187 - Top 2022 Web Hacking Techniques and a Binance Bug
A small bug in processing/validating the entries in the Merkel tree resulting in the theft of 2 million BNB ($586 Million USD at time of the original theft).
So, this bug existed in the Binance Smart Chain (BSC) Token Hub. The BSC Token Hub was a bridge that facilitated transactions between the Beancon chain and the Binance Smart Chain. These “bridge” smart applications act as a bridge, they run on both chains and relayers will submit the cross-chain communications between the bridges on each blockchain.
The vulnerable comes in validation process of a new transaction. Each node of the tree should be a the hash from the concatenation of its two child nodes. So you start at the bottom and compare hashes all the way up you can prove the contents were not modified. The problem is that when a new node is added, you can end up in a state where the parent node only has one child.
Hash method attempts to tackle this by checking if the
left child is set. If it is not set, it’ll go forward using the
right child. So that makes sense, but there is no handling or check for both child nodes being set. In the
else of the condition it just uses the left child, ignoring the right child so the right child doesn’t impact the hash of the node.
This verification bug allowed attackers to drop in a malicious payload sending themselves 1 million BSC into the right node, and have it pass validation. Doing this twice to steal 2 million BSC.
A path traversal type issue in Kardex MLOG due to not properly handling windows path separators. The service’s
GetFilehandler would check for an
/image slug, and if neither were present it would fall back on trying to construct a filename. While it would strip forward slashes (
/), it ignored windows backslash separators (
\). Additionally, since Windows supports remote paths via
\\, it was possible to include a remote file from an attacker.
Taking this to RCE was straightforward, as if the file extension was

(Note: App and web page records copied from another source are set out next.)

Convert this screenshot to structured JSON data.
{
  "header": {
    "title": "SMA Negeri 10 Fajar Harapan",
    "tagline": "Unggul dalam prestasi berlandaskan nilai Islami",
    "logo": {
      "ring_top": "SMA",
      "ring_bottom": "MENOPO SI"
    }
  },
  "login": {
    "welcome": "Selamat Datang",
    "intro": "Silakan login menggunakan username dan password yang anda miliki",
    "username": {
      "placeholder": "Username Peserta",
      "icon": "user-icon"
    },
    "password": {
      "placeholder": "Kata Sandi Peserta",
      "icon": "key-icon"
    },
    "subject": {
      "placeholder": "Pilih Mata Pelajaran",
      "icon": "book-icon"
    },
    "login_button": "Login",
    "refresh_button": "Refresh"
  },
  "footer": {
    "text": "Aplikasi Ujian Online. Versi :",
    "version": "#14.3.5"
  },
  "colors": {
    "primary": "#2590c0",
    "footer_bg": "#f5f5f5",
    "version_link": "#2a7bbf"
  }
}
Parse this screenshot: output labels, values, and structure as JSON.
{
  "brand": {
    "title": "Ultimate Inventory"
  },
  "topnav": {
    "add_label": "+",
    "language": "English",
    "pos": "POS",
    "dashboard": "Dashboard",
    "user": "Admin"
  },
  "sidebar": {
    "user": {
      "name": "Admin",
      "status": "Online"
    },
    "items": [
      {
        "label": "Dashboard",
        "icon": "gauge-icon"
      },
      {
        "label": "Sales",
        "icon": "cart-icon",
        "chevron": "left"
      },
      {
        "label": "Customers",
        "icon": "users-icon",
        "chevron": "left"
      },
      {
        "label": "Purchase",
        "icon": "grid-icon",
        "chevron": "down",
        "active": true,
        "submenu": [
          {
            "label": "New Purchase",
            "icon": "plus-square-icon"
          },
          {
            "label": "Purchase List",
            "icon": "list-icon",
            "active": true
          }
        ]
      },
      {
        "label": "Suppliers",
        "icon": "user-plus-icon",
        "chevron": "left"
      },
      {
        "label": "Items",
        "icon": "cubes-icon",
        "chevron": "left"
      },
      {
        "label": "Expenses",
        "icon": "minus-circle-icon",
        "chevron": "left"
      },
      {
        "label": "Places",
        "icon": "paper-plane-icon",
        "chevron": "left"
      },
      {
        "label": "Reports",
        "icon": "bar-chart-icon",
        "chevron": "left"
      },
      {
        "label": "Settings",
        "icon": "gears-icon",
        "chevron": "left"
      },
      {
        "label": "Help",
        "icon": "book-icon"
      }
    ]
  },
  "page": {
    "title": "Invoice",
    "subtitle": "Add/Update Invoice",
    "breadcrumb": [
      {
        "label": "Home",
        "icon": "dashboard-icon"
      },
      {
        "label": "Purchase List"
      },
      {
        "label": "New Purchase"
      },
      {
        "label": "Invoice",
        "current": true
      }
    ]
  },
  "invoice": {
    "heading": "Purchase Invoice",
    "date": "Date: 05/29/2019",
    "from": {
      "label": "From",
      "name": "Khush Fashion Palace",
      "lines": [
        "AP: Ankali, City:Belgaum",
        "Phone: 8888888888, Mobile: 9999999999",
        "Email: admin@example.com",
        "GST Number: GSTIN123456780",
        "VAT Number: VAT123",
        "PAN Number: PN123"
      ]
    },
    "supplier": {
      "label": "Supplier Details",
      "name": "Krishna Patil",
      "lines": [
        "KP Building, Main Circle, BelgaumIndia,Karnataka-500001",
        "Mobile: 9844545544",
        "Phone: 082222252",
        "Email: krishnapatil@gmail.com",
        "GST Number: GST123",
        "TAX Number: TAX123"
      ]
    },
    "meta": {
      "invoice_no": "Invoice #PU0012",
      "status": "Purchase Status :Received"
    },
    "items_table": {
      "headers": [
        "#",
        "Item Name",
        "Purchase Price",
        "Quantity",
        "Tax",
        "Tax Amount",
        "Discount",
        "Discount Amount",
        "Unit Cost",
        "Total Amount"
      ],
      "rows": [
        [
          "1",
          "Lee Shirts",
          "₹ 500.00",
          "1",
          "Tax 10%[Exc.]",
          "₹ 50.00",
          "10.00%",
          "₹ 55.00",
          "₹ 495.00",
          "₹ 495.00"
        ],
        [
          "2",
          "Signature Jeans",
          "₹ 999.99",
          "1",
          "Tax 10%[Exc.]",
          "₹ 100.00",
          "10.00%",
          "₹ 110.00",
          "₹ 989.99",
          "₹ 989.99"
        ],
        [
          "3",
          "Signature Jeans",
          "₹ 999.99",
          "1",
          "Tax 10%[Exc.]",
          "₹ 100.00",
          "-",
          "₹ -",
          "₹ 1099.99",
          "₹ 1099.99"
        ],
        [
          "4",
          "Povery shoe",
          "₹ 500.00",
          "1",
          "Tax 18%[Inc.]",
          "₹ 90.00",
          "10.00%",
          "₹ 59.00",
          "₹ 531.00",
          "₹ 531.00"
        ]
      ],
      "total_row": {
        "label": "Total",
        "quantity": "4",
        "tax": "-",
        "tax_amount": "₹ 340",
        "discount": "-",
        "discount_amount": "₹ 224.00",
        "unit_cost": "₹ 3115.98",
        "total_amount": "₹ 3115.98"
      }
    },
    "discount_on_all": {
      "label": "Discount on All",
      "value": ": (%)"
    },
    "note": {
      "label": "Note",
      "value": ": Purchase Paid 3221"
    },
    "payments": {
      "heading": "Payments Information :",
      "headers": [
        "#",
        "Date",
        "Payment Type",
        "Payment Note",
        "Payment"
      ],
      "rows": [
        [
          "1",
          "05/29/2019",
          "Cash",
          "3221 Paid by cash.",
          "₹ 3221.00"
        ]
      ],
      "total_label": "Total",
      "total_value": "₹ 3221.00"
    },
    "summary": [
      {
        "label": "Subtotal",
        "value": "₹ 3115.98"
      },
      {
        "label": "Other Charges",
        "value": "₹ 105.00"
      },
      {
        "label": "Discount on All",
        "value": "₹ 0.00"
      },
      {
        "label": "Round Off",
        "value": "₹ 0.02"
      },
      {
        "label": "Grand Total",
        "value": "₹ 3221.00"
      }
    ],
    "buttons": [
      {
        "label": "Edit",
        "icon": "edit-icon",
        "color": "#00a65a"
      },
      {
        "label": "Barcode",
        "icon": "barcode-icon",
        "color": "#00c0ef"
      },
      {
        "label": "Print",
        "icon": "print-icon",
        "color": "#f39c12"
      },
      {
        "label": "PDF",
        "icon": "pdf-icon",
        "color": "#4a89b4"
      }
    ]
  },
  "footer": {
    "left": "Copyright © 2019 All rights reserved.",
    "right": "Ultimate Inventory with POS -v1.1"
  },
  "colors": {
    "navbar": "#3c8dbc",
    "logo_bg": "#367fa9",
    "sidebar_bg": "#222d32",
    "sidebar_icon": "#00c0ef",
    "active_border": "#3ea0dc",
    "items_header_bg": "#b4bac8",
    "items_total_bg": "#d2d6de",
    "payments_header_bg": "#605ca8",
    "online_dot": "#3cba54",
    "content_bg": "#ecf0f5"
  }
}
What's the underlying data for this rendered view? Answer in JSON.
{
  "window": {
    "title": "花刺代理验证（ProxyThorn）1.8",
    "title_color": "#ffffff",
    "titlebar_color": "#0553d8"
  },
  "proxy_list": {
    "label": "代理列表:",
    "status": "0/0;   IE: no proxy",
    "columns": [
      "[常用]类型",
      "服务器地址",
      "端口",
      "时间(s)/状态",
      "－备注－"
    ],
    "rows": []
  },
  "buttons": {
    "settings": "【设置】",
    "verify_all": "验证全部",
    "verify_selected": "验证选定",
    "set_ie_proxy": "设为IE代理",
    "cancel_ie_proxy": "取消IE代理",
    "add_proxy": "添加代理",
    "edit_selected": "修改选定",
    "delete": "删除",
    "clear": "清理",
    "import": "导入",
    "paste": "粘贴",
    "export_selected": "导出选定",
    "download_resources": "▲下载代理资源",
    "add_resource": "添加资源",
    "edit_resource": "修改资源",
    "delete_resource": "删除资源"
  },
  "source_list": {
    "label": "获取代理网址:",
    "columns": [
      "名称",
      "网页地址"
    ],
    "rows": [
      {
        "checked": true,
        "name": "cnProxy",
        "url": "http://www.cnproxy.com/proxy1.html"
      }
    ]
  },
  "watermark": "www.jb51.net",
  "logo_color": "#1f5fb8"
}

t4 it would pass it through the template engine and effectively result in a Server-Side Template Injection (SSTI). As the template engine supported C#, RCE was trivial.